We would be remiss not to take into consideration the external factors that could have had an adverse effect on Tokarski’s overall performance. His individual statistics, as well as his overall record of 6-6-4, were not shining by any means but it’s not as if the Habs made life particularly easy for Tokarski last season. He started the majority of his games (13 out of 17) on the road, meaning opposing teams got to take advantage of last change against Tokarski more often than not.
Additionally the Canadiens, already an infamously low scoring team, scored even less with the rookie between the pipes. The team would score just 1.88 goals per 60 at even strength when Tokarski was playing as compared to their season-long average of 2.21, and that certainly didn’t give him much room for error.
It may also be worth noting that Tokarski was never really given an opportunity to hit his stride, as his starts came few and far between - the most notable example being the full month between starts from November 29th to December 30th.
2015-16 Season Preview
The coming season shouldn’t differ all that much from the last for Tokarski, as he will expect to start roughly the same number of games. This may also turn out to be his biggest obstacle, but such is life when your counterpart is a Vezina favourite. The one thing on his side heading into the 2015-16 season is more experience as he grows more accustomed to his new role, starting games only when he has to or stepping onto the ice midway through a contest.

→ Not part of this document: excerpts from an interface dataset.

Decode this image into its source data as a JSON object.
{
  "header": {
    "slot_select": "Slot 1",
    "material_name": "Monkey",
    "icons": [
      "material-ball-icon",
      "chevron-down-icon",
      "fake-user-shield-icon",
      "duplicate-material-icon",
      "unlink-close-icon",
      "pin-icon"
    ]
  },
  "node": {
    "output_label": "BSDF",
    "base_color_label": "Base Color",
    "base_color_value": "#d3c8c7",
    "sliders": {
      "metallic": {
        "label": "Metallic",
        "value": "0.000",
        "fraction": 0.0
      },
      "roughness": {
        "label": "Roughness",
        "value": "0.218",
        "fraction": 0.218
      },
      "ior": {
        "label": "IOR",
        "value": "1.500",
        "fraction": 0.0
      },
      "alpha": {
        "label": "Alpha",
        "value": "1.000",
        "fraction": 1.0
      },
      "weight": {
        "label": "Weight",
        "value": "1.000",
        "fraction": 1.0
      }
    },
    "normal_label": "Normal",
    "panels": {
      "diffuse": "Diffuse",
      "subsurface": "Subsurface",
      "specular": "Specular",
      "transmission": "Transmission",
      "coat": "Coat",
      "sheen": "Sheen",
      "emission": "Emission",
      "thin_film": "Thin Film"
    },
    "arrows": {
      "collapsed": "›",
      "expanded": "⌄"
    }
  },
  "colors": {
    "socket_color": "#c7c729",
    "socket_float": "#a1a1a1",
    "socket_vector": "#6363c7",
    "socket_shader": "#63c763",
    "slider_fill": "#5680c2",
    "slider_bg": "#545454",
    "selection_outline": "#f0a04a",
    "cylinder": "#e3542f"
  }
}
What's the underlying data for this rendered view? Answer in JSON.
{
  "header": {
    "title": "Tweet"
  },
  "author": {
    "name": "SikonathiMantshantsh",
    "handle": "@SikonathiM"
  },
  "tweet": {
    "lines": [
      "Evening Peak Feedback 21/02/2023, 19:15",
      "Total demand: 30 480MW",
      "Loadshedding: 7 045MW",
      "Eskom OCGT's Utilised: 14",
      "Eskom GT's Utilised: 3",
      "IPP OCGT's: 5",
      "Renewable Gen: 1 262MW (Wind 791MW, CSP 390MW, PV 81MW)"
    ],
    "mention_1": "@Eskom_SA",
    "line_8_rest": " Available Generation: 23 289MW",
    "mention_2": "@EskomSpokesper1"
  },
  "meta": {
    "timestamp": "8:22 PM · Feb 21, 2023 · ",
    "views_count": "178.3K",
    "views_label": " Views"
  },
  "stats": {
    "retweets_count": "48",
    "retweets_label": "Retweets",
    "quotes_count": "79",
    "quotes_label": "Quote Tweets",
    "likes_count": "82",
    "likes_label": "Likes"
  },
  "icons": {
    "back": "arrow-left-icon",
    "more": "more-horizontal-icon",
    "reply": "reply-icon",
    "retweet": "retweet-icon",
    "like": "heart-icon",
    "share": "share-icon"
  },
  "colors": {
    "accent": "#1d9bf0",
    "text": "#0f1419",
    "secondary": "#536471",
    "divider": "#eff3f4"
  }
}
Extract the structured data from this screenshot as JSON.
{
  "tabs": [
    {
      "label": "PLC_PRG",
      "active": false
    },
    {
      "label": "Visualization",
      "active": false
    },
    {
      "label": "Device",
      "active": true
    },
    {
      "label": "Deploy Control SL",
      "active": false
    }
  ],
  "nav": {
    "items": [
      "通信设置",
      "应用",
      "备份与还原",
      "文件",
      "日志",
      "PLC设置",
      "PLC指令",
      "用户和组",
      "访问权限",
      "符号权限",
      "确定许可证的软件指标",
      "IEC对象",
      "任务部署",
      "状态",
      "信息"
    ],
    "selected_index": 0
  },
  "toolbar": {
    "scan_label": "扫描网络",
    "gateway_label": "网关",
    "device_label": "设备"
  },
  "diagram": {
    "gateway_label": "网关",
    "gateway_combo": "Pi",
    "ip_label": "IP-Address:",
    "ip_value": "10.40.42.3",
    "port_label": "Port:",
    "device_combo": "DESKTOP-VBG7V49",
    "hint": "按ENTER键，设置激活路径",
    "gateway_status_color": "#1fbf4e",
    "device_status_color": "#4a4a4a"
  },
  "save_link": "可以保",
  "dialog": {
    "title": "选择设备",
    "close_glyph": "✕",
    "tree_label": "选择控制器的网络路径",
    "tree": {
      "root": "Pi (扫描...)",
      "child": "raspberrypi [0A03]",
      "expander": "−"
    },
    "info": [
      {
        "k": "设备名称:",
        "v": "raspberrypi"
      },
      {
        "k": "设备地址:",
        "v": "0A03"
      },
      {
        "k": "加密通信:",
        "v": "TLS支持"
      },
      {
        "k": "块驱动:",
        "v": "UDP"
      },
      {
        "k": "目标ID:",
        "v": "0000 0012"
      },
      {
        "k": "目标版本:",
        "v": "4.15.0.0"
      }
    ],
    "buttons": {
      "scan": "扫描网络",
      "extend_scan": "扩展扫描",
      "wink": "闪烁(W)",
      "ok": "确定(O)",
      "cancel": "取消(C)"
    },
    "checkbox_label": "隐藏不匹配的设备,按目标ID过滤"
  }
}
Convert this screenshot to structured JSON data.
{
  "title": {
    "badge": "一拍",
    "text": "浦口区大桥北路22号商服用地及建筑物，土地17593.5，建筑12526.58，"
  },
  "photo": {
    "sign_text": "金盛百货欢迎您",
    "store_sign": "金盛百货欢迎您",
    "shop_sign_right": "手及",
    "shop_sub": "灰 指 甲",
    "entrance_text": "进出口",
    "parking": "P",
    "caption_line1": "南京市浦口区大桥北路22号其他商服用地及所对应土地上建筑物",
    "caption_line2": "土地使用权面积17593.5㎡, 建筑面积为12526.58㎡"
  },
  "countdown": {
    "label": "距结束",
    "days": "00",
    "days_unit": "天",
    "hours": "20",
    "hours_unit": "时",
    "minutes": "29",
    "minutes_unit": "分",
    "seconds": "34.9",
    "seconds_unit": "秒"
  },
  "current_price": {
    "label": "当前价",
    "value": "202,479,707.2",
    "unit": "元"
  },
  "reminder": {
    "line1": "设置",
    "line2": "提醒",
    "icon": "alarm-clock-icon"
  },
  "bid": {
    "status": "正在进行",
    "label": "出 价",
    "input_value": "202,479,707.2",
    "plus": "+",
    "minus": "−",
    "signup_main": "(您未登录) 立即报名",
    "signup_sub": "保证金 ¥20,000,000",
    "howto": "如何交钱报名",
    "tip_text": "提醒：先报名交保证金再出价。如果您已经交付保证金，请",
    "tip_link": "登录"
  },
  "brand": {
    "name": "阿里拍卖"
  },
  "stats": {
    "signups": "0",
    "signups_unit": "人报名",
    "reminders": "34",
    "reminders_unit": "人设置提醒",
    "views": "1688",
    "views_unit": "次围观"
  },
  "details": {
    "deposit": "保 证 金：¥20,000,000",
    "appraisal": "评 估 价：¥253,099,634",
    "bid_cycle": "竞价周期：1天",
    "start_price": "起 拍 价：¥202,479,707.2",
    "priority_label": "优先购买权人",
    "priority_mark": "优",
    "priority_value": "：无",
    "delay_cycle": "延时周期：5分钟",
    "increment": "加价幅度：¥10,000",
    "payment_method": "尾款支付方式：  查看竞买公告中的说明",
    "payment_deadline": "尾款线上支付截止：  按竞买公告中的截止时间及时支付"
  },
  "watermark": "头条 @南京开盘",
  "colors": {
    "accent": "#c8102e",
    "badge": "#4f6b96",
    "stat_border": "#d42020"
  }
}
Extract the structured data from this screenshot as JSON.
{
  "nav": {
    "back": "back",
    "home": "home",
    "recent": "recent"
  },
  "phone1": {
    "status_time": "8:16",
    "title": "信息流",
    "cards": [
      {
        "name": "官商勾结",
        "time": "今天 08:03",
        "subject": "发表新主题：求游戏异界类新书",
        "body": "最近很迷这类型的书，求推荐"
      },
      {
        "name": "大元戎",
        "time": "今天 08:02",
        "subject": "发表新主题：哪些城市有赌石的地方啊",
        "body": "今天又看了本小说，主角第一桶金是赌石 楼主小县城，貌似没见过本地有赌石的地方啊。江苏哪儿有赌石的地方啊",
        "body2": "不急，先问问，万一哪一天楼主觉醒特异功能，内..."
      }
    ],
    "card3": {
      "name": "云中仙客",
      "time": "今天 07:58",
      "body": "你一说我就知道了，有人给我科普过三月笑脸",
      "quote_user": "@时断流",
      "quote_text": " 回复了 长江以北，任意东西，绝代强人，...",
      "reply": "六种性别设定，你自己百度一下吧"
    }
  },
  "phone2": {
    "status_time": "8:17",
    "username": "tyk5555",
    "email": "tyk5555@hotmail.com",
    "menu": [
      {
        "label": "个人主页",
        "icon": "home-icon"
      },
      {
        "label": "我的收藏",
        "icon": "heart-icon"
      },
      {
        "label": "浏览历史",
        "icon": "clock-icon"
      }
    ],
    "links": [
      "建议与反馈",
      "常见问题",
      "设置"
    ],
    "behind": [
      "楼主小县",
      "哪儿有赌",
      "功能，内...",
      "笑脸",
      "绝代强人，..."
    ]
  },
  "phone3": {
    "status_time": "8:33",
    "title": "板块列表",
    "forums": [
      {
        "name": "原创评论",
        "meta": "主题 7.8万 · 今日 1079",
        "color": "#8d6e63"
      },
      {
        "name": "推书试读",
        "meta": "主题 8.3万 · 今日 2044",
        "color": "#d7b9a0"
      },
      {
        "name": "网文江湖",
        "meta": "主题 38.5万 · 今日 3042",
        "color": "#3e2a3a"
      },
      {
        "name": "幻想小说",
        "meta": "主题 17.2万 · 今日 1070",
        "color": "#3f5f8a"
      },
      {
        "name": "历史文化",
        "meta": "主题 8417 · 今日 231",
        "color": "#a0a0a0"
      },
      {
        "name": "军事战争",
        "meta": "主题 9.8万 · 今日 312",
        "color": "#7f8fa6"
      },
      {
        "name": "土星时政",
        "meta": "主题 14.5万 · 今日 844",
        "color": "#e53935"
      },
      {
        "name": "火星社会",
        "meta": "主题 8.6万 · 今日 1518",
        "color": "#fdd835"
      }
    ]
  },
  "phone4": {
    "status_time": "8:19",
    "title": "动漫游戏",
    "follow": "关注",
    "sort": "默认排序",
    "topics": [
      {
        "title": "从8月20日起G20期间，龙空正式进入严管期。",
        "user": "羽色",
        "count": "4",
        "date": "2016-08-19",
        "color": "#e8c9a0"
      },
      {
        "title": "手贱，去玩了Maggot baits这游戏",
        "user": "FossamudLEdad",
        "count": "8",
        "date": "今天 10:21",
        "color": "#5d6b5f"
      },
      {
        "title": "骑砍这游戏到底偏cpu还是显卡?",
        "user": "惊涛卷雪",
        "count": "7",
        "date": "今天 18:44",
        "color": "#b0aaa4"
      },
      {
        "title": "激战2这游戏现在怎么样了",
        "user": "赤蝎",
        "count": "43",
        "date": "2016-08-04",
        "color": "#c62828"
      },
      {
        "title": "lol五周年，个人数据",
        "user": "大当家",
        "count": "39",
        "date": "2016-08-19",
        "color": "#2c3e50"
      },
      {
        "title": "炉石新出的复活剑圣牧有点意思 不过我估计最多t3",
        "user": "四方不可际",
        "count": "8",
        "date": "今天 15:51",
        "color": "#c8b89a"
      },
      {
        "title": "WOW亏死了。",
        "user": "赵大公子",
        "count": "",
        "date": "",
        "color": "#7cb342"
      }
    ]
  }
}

In the end, Tokarski’s performance may rely heavily on how the team in front of him can perform. If the defense continues to allow a large number of high danger scoring chances, you can expect Tokarski to struggle once again. He wasn’t particularly good at stopping such shots in 2014-15, and that is unlikely to change. A tighter defense combined with even moderately more support from the goal scorers could make all the difference in the world for the Habs backup.
When all is said and done, though, the Canadiens world revolves around Carey Price, and rightfully so. If all goes according to plan, Dustin Tokarski shouldn’t start more than 20 games this year and we wouldn’t have it any other way.